Oh the gentlemen are talking in another room,
And I listen, still and silent, like the peering moon.
Shadows cross the lick of light beneath my door,
While their boots knock ditties on the wooden floor.
Through the wall I hear them singing
Of a woman who is far,
Of the march of the cossacks,
And the red eastern star.
And before my dreams will claim me
I will hear their glasses clink;
“Here’s to home, and health, and future.”
“And to me,” I think.
I edited this from the original to better reflect what I was trying to get at when I first wrote down this memory (because it’s more of a memory than a poem, for sure) – the sense of being excluded, while, at the same time, the sweetness and familiarity of these male adults in the next room.
I had originally conceptualized a poem that did not rhyme, and was a whole lot more serious and probing.
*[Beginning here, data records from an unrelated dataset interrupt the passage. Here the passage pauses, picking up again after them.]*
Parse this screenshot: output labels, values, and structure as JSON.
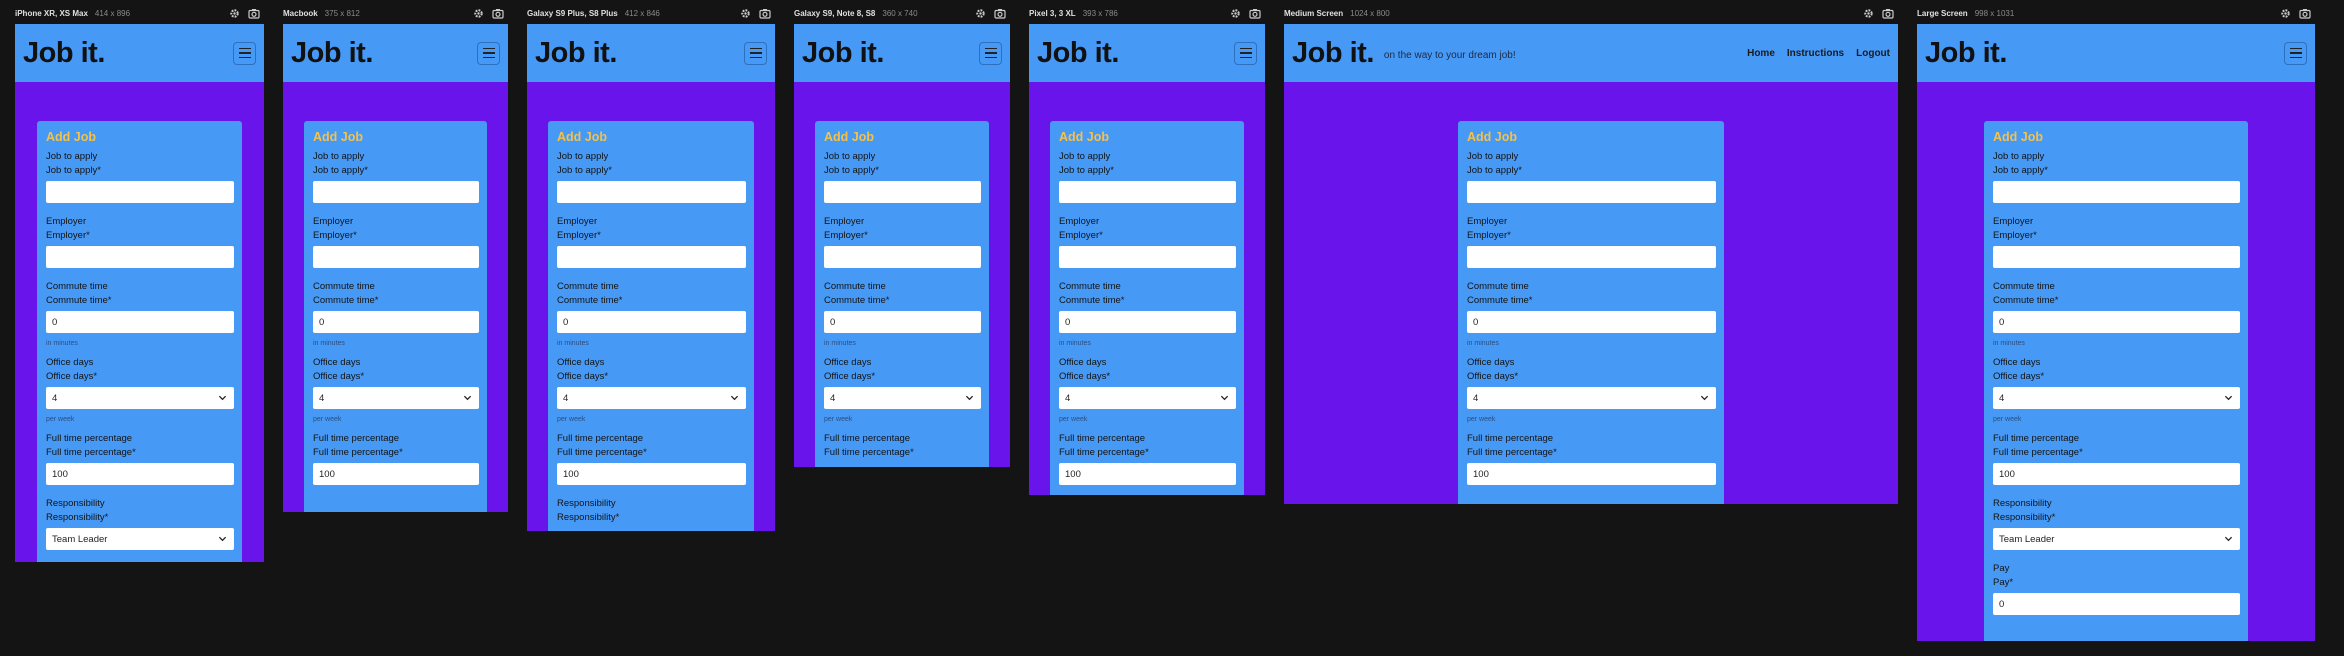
{
  "app": {
    "logo": "Job it.",
    "tagline": "on the way to your dream job!",
    "nav": [
      "Home",
      "Instructions",
      "Logout"
    ]
  },
  "devices": [
    {
      "name": "iPhone XR, XS Max",
      "size": "414 x 896"
    },
    {
      "name": "Macbook",
      "size": "375 x 812"
    },
    {
      "name": "Galaxy S9 Plus, S8 Plus",
      "size": "412 x 846"
    },
    {
      "name": "Galaxy S9, Note 8, S8",
      "size": "360 x 740"
    },
    {
      "name": "Pixel 3, 3 XL",
      "size": "393 x 786"
    },
    {
      "name": "Medium Screen",
      "size": "1024 x 800"
    },
    {
      "name": "Large Screen",
      "size": "998 x 1031"
    }
  ],
  "form": {
    "title": "Add Job",
    "job": {
      "label": "Job to apply",
      "label_req": "Job to apply*",
      "value": ""
    },
    "employer": {
      "label": "Employer",
      "label_req": "Employer*",
      "value": ""
    },
    "commute": {
      "label": "Commute time",
      "label_req": "Commute time*",
      "value": "0",
      "hint": "in minutes"
    },
    "office": {
      "label": "Office days",
      "label_req": "Office days*",
      "value": "4",
      "hint": "per week"
    },
    "fulltime": {
      "label": "Full time percentage",
      "label_req": "Full time percentage*",
      "value": "100"
    },
    "resp": {
      "label": "Responsibility",
      "label_req": "Responsibility*",
      "value": "Team Leader"
    },
    "pay": {
      "label": "Pay",
      "label_req": "Pay*",
      "value": "0"
    }
  },
  "icons": [
    "gear-icon",
    "camera-icon",
    "hamburger-icon",
    "chevron-down-icon"
  ],
  "colors": {
    "header": "#4799f6",
    "page": "#6a14ec",
    "title": "#f3c24a",
    "background": "#141414"
  }
}
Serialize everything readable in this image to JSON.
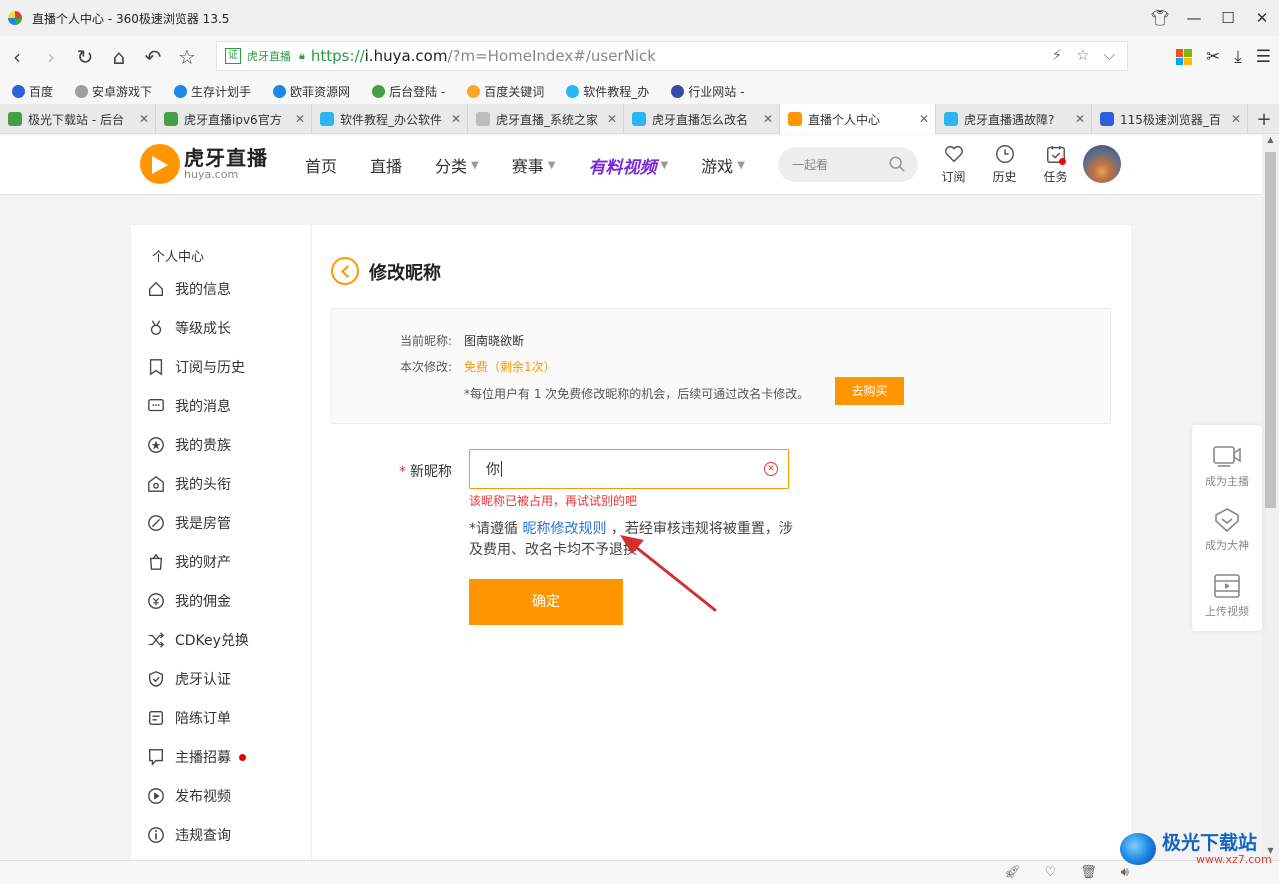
{
  "browser": {
    "title": "直播个人中心 - 360极速浏览器 13.5",
    "address": {
      "cert": "证",
      "site_name": "虎牙直播",
      "url_proto": "https://",
      "url_host": "i.huya.com",
      "url_path": "/?m=HomeIndex#/userNick"
    },
    "bookmarks": [
      {
        "label": "百度",
        "icon_color": "#2f5ee0"
      },
      {
        "label": "安卓游戏下",
        "icon_color": "#9e9e9e"
      },
      {
        "label": "生存计划手",
        "icon_color": "#1e88e5"
      },
      {
        "label": "欧菲资源网",
        "icon_color": "#1e88e5"
      },
      {
        "label": "后台登陆 -",
        "icon_color": "#43a047"
      },
      {
        "label": "百度关键词",
        "icon_color": "#f9a825"
      },
      {
        "label": "软件教程_办",
        "icon_color": "#29b6f6"
      },
      {
        "label": "行业网站 -",
        "icon_color": "#3949ab"
      }
    ],
    "tabs": [
      {
        "label": "极光下载站 - 后台",
        "icon_color": "#43a047",
        "active": false
      },
      {
        "label": "虎牙直播ipv6官方",
        "icon_color": "#43a047",
        "active": false
      },
      {
        "label": "软件教程_办公软件",
        "icon_color": "#29b6f6",
        "active": false
      },
      {
        "label": "虎牙直播_系统之家",
        "icon_color": "#bdbdbd",
        "active": false
      },
      {
        "label": "虎牙直播怎么改名",
        "icon_color": "#29b6f6",
        "active": false
      },
      {
        "label": "直播个人中心",
        "icon_color": "#ff9600",
        "active": true
      },
      {
        "label": "虎牙直播遇故障?",
        "icon_color": "#29b6f6",
        "active": false
      },
      {
        "label": "115极速浏览器_百",
        "icon_color": "#2f5ee0",
        "active": false
      }
    ],
    "new_tab": "+"
  },
  "site": {
    "logo_cn": "虎牙直播",
    "logo_en": "huya.com",
    "nav": [
      {
        "label": "首页",
        "dropdown": false,
        "special": false
      },
      {
        "label": "直播",
        "dropdown": false,
        "special": false
      },
      {
        "label": "分类",
        "dropdown": true,
        "special": false
      },
      {
        "label": "赛事",
        "dropdown": true,
        "special": false
      },
      {
        "label": "有料视频",
        "dropdown": true,
        "special": true
      },
      {
        "label": "游戏",
        "dropdown": true,
        "special": false
      }
    ],
    "search_placeholder": "一起看",
    "header_icons": [
      {
        "label": "订阅",
        "icon": "heart-icon"
      },
      {
        "label": "历史",
        "icon": "clock-icon"
      },
      {
        "label": "任务",
        "icon": "calendar-icon"
      }
    ]
  },
  "sidebar": {
    "title": "个人中心",
    "items": [
      {
        "label": "我的信息",
        "icon": "home-icon"
      },
      {
        "label": "等级成长",
        "icon": "medal-icon"
      },
      {
        "label": "订阅与历史",
        "icon": "bookmark-icon"
      },
      {
        "label": "我的消息",
        "icon": "message-icon"
      },
      {
        "label": "我的贵族",
        "icon": "star-icon"
      },
      {
        "label": "我的头衔",
        "icon": "title-icon"
      },
      {
        "label": "我是房管",
        "icon": "manager-icon"
      },
      {
        "label": "我的财产",
        "icon": "property-icon"
      },
      {
        "label": "我的佣金",
        "icon": "commission-icon"
      },
      {
        "label": "CDKey兑换",
        "icon": "shuffle-icon"
      },
      {
        "label": "虎牙认证",
        "icon": "shield-icon"
      },
      {
        "label": "陪练订单",
        "icon": "order-icon"
      },
      {
        "label": "主播招募",
        "icon": "recruit-icon",
        "dot": true
      },
      {
        "label": "发布视频",
        "icon": "play-icon"
      },
      {
        "label": "违规查询",
        "icon": "info-icon"
      }
    ]
  },
  "content": {
    "page_title": "修改昵称",
    "info": {
      "current_label": "当前昵称:",
      "current_value": "图南晓欲断",
      "this_label": "本次修改:",
      "this_value": "免费（剩余1次）",
      "note": "*每位用户有 1 次免费修改昵称的机会，后续可通过改名卡修改。",
      "buy_label": "去购买"
    },
    "form": {
      "required_mark": "*",
      "label": "新昵称",
      "value": "你",
      "error": "该昵称已被占用，再试试别的吧",
      "rule_prefix": "*请遵循",
      "rule_link": "昵称修改规则",
      "rule_suffix": "，若经审核违规将被重置，涉及费用、改名卡均不予退换",
      "confirm_label": "确定"
    },
    "annotation_color": "#d32f2f"
  },
  "float_panel": [
    {
      "label": "成为主播",
      "icon": "camera-icon"
    },
    {
      "label": "成为大神",
      "icon": "badge-icon"
    },
    {
      "label": "上传视频",
      "icon": "upload-video-icon"
    }
  ],
  "watermark": {
    "cn": "极光下载站",
    "en": "www.xz7.com"
  },
  "colors": {
    "accent": "#ff9600",
    "error": "#ee3333",
    "link": "#2c73d2"
  }
}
But the more I thought about it – the more I realized that the sleepy subject matter should be framed as a lullaby. And so it goes.
5 thoughts on “A very old and silly and sweet pseudo-poem”
(long-time lurker, sorry!)
It took me a moment to realise this was your own work – not out of doubt for your awesomeness, but because it’s so resonant I couldn’t believe I didn’t grow up reading/hearing it. Thanks for providing the best kind of false nostalgia here, and for everything else you’ve written.
Sometimes poem and metaphors are a more ‘resourceful’ way of revealing one’s thought than prose.
Memories, poets, thoughts – the boundry is not always clear ….
Thanks, shan! “Work” is a strong word here, ;).
Yep, E. Although some people’s criteria of what constitutes poetry is very, very stringent. And it doesn’t make much sense, but, like obscenity, you know it when you see it.
You might like Elliott Smith.